Apart from the preferential tax benefits for listed companies I highlighted earlier, there is also an increasing pool of investors in Fiji who are not just looking to put their money into banks (where, incidentally, deposit rates remain relatively low) but also as Fiji grows its status as a regional hub, this pool will likely include more and more foreign investors.

One additional advantage is related to prestige and branding for the listed company. Clearly companies on the stock exchange gain a higher profile and they should capitalise on this.

Coupled with these advantages to listing, there are extensive literature and empirical studies that illustrate a positive correlation between financial intermediation in the stock markets and increased GDP. When there is a liquid stock market, it promotes investments and allows investors to acquire and sell shares with ease and in a cost effective manner. In the long run, and in the process of generating more activity, this leads to increased savings and investments, laying the foundations for economic growth and development.

Ladies and gentlemen, at this point I would also like to highlight that there is a systematic process to listing, and acquainting yourselves with that process is critical to ensuring a successful listing.

Due diligence is one of the most critical steps in the journey towards listing. Getting that first step right would set the foundation to going public. A decision to list should be taken only after a careful assessment of your company's future plans and the needs and interests of the shareholders. Leadership plays an integral role in listing a company and taking the company to a whole new level.

While all these benefits may appear to be theoretical, let me share with you a local success story that demonstrates how these benefits pan out for a successfully managed listed company.

In 2001, when RB Patel Ltd listed on the South Pacific Stock Exchange, it had a market value of $31.5 million. At the close of trading at the end of 2006, this had grown to $51 million. By the end of June 2016, the company's market value was nearly $93 million.

Similarly, the successful listing of the Vision Investments Limited on the 29th February this year is testimony to the benefits of going public. On the date of listing, the founding shareholders of the company divested over 29.3 million shares for a total consideration of $46.3 million. The shares were bought by both institutional and retail investors. In just 7 months the price of Vision's shares has gone from $1.70 to $2.01. Overall, the value of the company has gone from $176.4 million on the date of listing to $208.6 million today.

Family run local companies who wish to leave behind a legacy after years of hard work and sacrifice now find that the stock market can provide this. It enables continuity and succession planning for the company.

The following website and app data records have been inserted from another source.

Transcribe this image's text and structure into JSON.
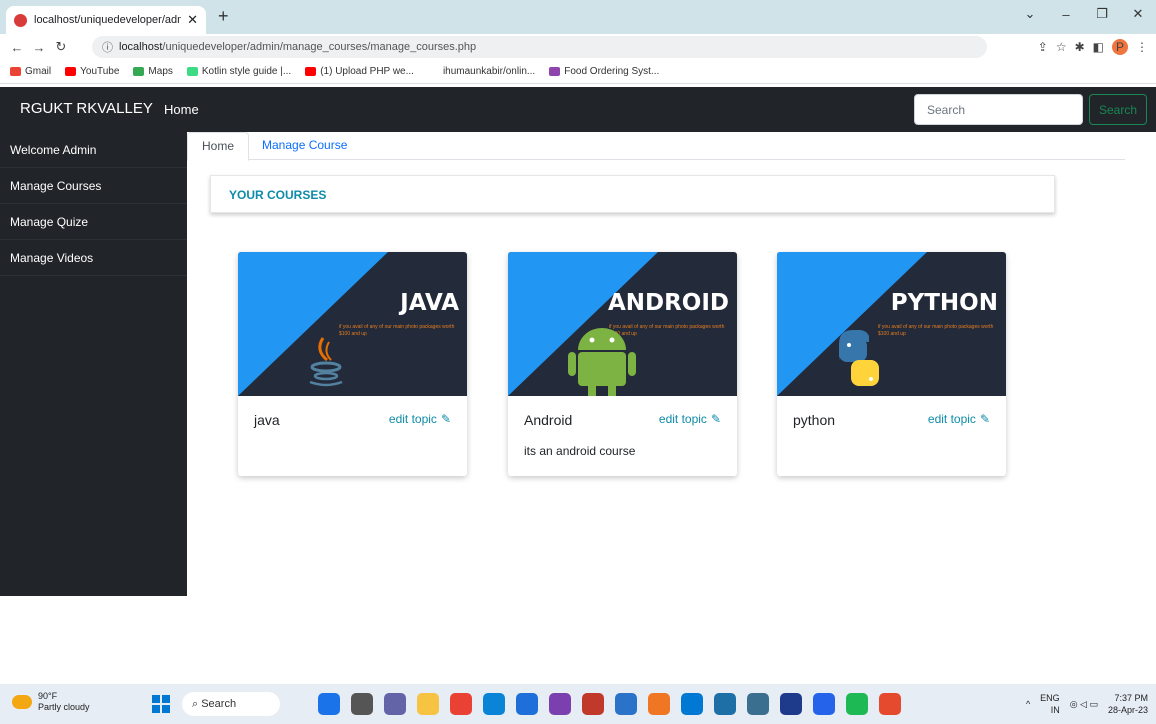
{
  "browser": {
    "tab_title": "localhost/uniquedeveloper/adm",
    "url_host": "localhost",
    "url_path": "/uniquedeveloper/admin/manage_courses/manage_courses.php",
    "bookmarks": [
      "Gmail",
      "YouTube",
      "Maps",
      "Kotlin style guide |...",
      "(1) Upload PHP we...",
      "ihumaunkabir/onlin...",
      "Food Ordering Syst..."
    ]
  },
  "navbar": {
    "brand": "RGUKT RKVALLEY",
    "home": "Home",
    "search_placeholder": "Search",
    "search_button": "Search"
  },
  "sidebar": {
    "items": [
      {
        "label": "Welcome Admin"
      },
      {
        "label": "Manage Courses"
      },
      {
        "label": "Manage Quize"
      },
      {
        "label": "Manage Videos"
      }
    ]
  },
  "breadcrumb": {
    "home": "Home",
    "manage": "Manage Course"
  },
  "heading": "YOUR COURSES",
  "courses": [
    {
      "thumb_title": "JAVA",
      "name": "java",
      "edit": "edit topic",
      "desc": "",
      "promo": "if you avail of any of our main photo packages worth $100 and up"
    },
    {
      "thumb_title": "ANDROID",
      "name": "Android",
      "edit": "edit topic",
      "desc": "its an android course",
      "promo": "if you avail of any of our main photo packages worth $100 and up"
    },
    {
      "thumb_title": "PYTHON",
      "name": "python",
      "edit": "edit topic",
      "desc": "",
      "promo": "if you avail of any of our main photo packages worth $100 and up"
    }
  ],
  "taskbar": {
    "temp": "90°F",
    "weather": "Partly cloudy",
    "search": "Search",
    "lang": "ENG",
    "region": "IN",
    "time": "7:37 PM",
    "date": "28-Apr-23"
  },
  "colors": {
    "navbar": "#212529",
    "accent": "#0e8ba8",
    "thumb_dark": "#232a39",
    "thumb_blue": "#2196f3"
  }
}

These are only two examples of successful listings on the South Pacific Stock Exchange that have maximised shareholder value. I am sure you will hear other stories of growth and success during the course of today.

Concluding remarks

Ladies and gentlemen, the stock exchange is an excellent platform for savers looking for investments and companies who need more finance to further expand. Currently, the ability of the stock market to maximise shareholders' value is neither truly appreciated nor actively pursued in Fiji. However, with time and more fora like this to raise awareness on the benefits of listing, we expect both potential investors and listed companies to converge on the stock market in search of growth. We will continue the collaborative effort with all stakeholders to reach this full potential.

Finally, I thank Dr. Ali and Lati for their kind invitation to address you today and wish you well in your deliberations.